___ DATASET RECORDS

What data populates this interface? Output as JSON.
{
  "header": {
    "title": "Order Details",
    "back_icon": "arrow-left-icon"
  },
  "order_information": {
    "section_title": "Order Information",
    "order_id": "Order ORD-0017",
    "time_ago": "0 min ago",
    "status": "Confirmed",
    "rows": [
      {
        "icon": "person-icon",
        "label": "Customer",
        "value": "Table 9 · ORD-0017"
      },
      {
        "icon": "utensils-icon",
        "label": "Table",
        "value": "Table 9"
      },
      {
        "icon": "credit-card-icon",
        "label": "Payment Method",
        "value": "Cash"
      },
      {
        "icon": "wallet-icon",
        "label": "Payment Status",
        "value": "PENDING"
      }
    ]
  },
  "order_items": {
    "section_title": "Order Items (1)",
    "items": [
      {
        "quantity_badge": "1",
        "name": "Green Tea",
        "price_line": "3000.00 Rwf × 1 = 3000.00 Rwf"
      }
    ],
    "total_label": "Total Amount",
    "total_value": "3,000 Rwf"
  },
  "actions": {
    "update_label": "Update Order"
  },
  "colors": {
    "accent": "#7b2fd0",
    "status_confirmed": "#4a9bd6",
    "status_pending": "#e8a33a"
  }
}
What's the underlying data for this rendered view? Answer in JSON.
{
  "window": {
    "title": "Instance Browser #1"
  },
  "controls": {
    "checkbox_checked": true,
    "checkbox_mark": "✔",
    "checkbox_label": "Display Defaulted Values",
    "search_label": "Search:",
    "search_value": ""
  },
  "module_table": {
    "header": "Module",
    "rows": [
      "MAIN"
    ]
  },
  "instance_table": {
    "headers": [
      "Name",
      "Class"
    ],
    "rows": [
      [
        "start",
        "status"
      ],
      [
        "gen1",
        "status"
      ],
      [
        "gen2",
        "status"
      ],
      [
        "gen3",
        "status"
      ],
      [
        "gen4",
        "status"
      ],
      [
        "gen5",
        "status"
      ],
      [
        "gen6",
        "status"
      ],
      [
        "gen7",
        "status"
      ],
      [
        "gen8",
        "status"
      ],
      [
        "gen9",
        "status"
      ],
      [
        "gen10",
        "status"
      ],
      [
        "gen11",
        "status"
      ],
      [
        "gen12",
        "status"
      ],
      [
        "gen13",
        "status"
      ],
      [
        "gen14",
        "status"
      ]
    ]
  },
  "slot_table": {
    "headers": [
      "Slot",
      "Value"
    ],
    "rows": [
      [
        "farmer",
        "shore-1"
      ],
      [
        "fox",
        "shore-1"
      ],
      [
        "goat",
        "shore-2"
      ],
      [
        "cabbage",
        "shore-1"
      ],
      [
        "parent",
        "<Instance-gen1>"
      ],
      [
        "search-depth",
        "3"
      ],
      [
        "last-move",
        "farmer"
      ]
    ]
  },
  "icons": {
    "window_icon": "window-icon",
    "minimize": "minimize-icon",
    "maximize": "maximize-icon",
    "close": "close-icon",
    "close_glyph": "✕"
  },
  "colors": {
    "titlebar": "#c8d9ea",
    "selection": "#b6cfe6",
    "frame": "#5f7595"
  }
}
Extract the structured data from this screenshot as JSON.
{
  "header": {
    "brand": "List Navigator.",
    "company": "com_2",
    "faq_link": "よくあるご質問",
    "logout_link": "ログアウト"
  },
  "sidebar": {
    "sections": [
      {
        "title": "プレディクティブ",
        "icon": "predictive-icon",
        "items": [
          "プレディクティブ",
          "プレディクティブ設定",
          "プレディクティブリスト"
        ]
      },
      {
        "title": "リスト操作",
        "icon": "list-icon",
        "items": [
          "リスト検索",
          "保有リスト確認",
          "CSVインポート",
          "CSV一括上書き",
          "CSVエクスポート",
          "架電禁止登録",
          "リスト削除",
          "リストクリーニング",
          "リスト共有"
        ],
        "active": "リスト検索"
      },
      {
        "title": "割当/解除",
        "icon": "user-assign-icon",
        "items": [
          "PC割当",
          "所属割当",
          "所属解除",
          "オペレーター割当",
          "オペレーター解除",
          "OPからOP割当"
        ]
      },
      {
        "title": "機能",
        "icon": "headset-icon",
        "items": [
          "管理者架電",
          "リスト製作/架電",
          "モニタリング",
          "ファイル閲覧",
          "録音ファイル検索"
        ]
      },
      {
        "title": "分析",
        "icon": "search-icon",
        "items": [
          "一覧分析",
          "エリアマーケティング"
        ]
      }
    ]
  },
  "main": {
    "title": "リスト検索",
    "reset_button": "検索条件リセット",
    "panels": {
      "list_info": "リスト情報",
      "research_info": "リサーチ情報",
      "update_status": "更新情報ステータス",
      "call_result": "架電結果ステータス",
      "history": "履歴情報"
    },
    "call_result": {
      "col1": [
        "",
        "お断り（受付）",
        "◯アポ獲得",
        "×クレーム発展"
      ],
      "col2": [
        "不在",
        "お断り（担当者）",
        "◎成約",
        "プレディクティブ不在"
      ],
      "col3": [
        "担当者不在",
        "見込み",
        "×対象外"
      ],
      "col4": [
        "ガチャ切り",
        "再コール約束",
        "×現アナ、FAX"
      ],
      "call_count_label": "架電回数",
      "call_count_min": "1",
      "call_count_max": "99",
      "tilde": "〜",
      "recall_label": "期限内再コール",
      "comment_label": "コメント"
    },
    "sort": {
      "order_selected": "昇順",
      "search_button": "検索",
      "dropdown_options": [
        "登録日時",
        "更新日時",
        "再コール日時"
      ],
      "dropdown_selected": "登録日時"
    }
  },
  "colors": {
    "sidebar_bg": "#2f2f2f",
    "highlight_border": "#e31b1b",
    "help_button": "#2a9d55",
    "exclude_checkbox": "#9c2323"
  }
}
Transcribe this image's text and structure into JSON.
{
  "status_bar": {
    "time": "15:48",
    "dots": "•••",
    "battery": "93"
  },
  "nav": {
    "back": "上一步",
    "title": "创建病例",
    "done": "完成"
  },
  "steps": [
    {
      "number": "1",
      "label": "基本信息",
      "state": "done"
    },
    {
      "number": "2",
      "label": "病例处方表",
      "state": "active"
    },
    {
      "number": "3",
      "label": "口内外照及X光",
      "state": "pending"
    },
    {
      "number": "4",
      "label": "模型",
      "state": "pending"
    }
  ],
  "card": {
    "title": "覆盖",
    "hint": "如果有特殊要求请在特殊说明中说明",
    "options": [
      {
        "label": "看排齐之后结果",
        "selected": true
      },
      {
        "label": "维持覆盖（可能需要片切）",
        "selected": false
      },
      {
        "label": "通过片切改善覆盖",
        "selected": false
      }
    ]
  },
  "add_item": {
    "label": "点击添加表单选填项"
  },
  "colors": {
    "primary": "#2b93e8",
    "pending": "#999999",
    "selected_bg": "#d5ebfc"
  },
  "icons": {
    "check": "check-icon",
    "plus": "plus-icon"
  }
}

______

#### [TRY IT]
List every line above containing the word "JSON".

#### [ANSWER TO THE PROBLEM]
What data populates this interface? Output as JSON.
What's the underlying data for this rendered view? Answer in JSON.
Extract the structured data from this screenshot as JSON.
Transcribe this image's text and structure into JSON.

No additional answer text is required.